After our recent lightwave CW QSO, described here, Toby (VE7CNF) has been re-focusing on refining his lightwave system for weak signal non-line-of-sight (NLOS) cloudbounce and scatter mode experiments.
His testing to date has been limited to within his own suburban yard, with the transmitter being set up on the south side of the house and the receiver set up on the north, while basically pointing things straight up.
Several tests have already been done with exciting results, including audible CW being returned from a low (5,000') cloud ceiling and weaker returns noted on clear air scatter but readily detected in the CW QRSS mode. Toby has also interfaced his PC audio, via amplifier and FET driver, to enable him to use WSPR and JT9 modes, resulting in positive signal returns using these two digital modes of modulation.
Toby described some of his results and methodology in a recent e-mail updater:
I've done some lightwave backscatter experiments this last week. The transmitter is on my front deck, pointed straight up as verified using a level across the lens end of the box. The receiver is in the back yard and pointed up also. Between the two, the house is about 30ft high and blocks any direct light.
Last night May 8 UTC was clear and I was getting a QRSS10 level signal with the receiver pointed at elevations from 70 to 85 degrees, through the transmitter beam. There was nothing received from straight up, so the clouds were too high for cloud backscatter. At 80 degrees elevation I got the best signal. I've attached an Argo screen grab of QRSS10 (FSK CW with the 570 Hz tone as key-down).
|QRSS10 CW clear air scatter return signal|
WSPR2 was decoding consistently and JT9 was about 70%. I tried JT65, BPSK31, and MFSK8 but the SNR was too low for those to work.
|JT9 cloudbounce return signal 14,000 - 24,000 FT|
May 8, 2016 UTC CYVR clouds and temperature/dewpoint data:

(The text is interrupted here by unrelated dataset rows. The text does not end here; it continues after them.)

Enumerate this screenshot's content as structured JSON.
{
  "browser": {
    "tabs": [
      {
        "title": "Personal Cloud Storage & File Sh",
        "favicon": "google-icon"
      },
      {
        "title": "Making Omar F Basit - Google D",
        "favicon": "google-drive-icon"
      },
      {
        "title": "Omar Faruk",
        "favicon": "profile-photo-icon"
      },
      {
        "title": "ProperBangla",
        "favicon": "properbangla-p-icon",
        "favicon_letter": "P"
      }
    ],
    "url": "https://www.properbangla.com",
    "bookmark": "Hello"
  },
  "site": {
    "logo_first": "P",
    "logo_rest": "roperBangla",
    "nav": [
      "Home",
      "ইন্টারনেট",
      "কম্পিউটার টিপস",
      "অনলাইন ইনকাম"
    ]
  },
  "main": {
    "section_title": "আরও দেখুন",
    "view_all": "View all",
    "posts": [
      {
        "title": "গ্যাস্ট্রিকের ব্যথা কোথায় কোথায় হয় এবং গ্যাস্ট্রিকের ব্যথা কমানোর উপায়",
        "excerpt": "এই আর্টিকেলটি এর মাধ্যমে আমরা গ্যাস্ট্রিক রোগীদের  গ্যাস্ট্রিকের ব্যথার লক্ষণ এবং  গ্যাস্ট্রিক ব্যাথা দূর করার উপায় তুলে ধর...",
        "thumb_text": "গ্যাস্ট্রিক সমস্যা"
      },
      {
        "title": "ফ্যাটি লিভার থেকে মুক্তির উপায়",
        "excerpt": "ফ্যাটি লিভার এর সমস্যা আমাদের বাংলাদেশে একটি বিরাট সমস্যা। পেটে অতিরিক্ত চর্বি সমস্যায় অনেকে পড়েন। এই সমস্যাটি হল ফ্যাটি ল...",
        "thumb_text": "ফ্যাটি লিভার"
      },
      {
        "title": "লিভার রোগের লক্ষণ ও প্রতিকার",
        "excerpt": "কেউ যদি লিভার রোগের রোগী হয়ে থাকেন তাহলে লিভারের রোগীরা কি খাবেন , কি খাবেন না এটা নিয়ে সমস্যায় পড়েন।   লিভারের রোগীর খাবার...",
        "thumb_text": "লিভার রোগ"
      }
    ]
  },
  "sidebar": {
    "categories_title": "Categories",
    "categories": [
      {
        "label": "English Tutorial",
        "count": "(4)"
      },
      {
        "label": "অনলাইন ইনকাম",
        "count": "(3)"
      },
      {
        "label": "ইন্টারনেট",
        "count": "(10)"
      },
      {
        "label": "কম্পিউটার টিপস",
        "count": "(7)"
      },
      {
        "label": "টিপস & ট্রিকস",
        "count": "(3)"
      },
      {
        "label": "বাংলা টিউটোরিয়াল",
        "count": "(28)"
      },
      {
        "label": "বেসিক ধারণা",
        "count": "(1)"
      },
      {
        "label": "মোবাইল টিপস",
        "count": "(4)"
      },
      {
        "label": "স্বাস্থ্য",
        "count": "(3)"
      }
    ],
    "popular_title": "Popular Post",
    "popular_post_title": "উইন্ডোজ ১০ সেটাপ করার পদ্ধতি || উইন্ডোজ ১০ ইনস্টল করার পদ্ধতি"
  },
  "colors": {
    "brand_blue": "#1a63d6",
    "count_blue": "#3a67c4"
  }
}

0500 FEW CLOUDS (1/8 - 2/8) 14000 FT, SCATTERED CLOUDS (3/8 - 4/8) 24000 FT, 14 C / 11 C
0600 FEW CLOUDS (1/8 - 2/8) 14000 FT, SCATTERED CLOUDS (3/8 - 4/8) 24000 FT, 14 C / 9 C
0700 FEW CLOUDS (1/8 - 2/8) 12000 FT, FEW CLOUDS (1/8 - 2/8) 22000 FT, 13 C / 7 C
... I'll try CW and digital again when there's some lower cloud conditions. That’s tough to get without rain at the same time.
I did get dew on the receiver last night, so I'll be adding heating resistors inside the boxes to keep the lenses warm. Electric heating has worked great to keep dew off the optical surfaces of my telescope. I'll also look at adding shrouds to shield the lenses from the cold sky.
More from May 15th:
I've also attached a screen grab of WSPR2. Signals were up around 0dB this time.
|WSPR cloudbounce return signals 1300 - 1900 FT|
I played with a bunch of digital modes and FMHELL and SSTV. Everything was working pretty well off the clouds.
|SSTV cloudbounce return signal|
The nextstep is to move the rx farther from home, then to try sending signals over to John or Steve by cloud bounce.
Toby's nearest lightwave neighbour, VA7MM, is in mid-build and is working to complete a system capable of running overnight cloudbounce / scatter tests between their two respective backyards ... the NLOS distance is about 15 km. Although the path includes some bright commercial lighting QRM, with narrow-band modes such as QRSS or WSPR, it may not be a problem. I suspect one of the biggest problems will be getting suitable weather as, here on the west coast, dense clouds usually turn into rain very quickly, especially near the coastal mountains where Toby and Mark are located.
I find Toby's results to be both encouraging and exciting! It will be interesting to try some cloudbounce between their respective stations and my own and maybe hopping the NLOS path across cloudy Georgia Strait. It may well be possible to do this in one of the quicker QRSS CW modes such as QRSS3 or QRSS10, both of which can have fairly fast exchanges of the required information (calls, signal report and final confirmations). Failing that, slower QRSS30 or one of the weak signal digital modes such as JT9 / WSPR which have the ability to dig deep (-30db) into the background noise may be the answer ... there is much to learn yet!